Given information:
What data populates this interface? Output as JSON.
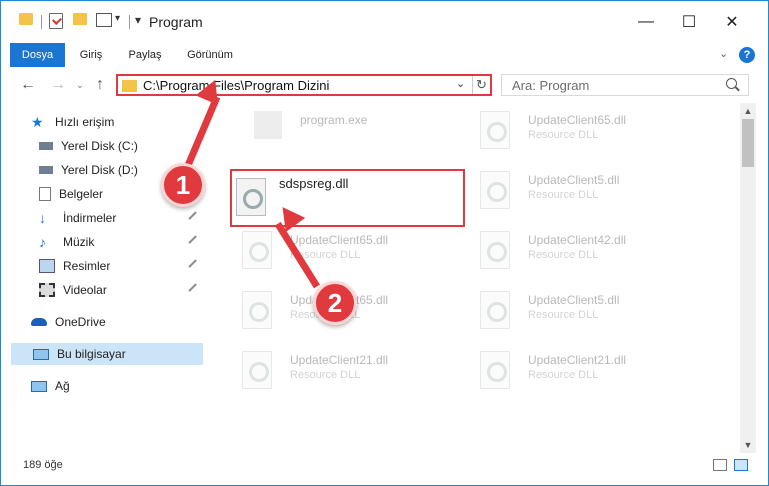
{
  "window": {
    "title": "Program"
  },
  "ribbon": {
    "tabs": [
      "Dosya",
      "Giriş",
      "Paylaş",
      "Görünüm"
    ]
  },
  "address": {
    "path": "C:\\Program Files\\Program Dizini"
  },
  "search": {
    "placeholder": "Ara: Program"
  },
  "sidebar": {
    "items": [
      {
        "label": "Hızlı erişim"
      },
      {
        "label": "Yerel Disk (C:)"
      },
      {
        "label": "Yerel Disk (D:)"
      },
      {
        "label": "Belgeler"
      },
      {
        "label": "İndirmeler"
      },
      {
        "label": "Müzik"
      },
      {
        "label": "Resimler"
      },
      {
        "label": "Videolar"
      },
      {
        "label": "OneDrive"
      },
      {
        "label": "Bu bilgisayar"
      },
      {
        "label": "Ağ"
      }
    ]
  },
  "files": [
    {
      "name": "program.exe",
      "desc": ""
    },
    {
      "name": "UpdateClient65.dll",
      "desc": "Resource DLL"
    },
    {
      "name": "sdspsreg.dll",
      "desc": ""
    },
    {
      "name": "UpdateClient5.dll",
      "desc": "Resource DLL"
    },
    {
      "name": "UpdateClient65.dll",
      "desc": "Resource DLL"
    },
    {
      "name": "UpdateClient42.dll",
      "desc": "Resource DLL"
    },
    {
      "name": "UpdateClient65.dll",
      "desc": "Resource DLL"
    },
    {
      "name": "UpdateClient5.dll",
      "desc": "Resource DLL"
    },
    {
      "name": "UpdateClient21.dll",
      "desc": "Resource DLL"
    },
    {
      "name": "UpdateClient21.dll",
      "desc": "Resource DLL"
    }
  ],
  "status": {
    "count": "189 öğe"
  },
  "annotations": {
    "step1": "1",
    "step2": "2"
  },
  "colors": {
    "accent": "#1976d2",
    "highlight": "#e0393e"
  }
}
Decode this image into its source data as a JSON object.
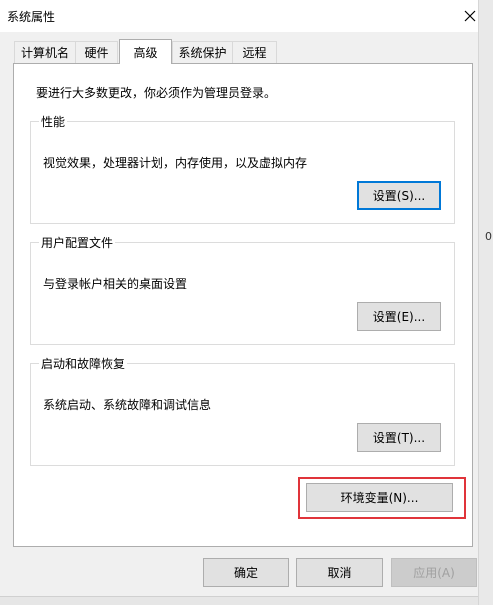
{
  "window": {
    "title": "系统属性"
  },
  "tabs": [
    {
      "label": "计算机名",
      "active": false
    },
    {
      "label": "硬件",
      "active": false
    },
    {
      "label": "高级",
      "active": true
    },
    {
      "label": "系统保护",
      "active": false
    },
    {
      "label": "远程",
      "active": false
    }
  ],
  "advanced": {
    "admin_notice": "要进行大多数更改，你必须作为管理员登录。",
    "performance": {
      "title": "性能",
      "description": "视觉效果，处理器计划，内存使用，以及虚拟内存",
      "button": "设置(S)..."
    },
    "user_profiles": {
      "title": "用户配置文件",
      "description": "与登录帐户相关的桌面设置",
      "button": "设置(E)..."
    },
    "startup_recovery": {
      "title": "启动和故障恢复",
      "description": "系统启动、系统故障和调试信息",
      "button": "设置(T)..."
    },
    "env_button": "环境变量(N)..."
  },
  "footer": {
    "ok": "确定",
    "cancel": "取消",
    "apply": "应用(A)"
  },
  "background": {
    "partial_char": "0"
  },
  "colors": {
    "accent_focus": "#0078d7",
    "highlight_box": "#e0343a"
  }
}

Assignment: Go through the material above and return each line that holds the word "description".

Exercise solution:
      "description": "视觉效果，处理器计划，内存使用，以及虚拟内存",
      "description": "与登录帐户相关的桌面设置",
      "description": "系统启动、系统故障和调试信息",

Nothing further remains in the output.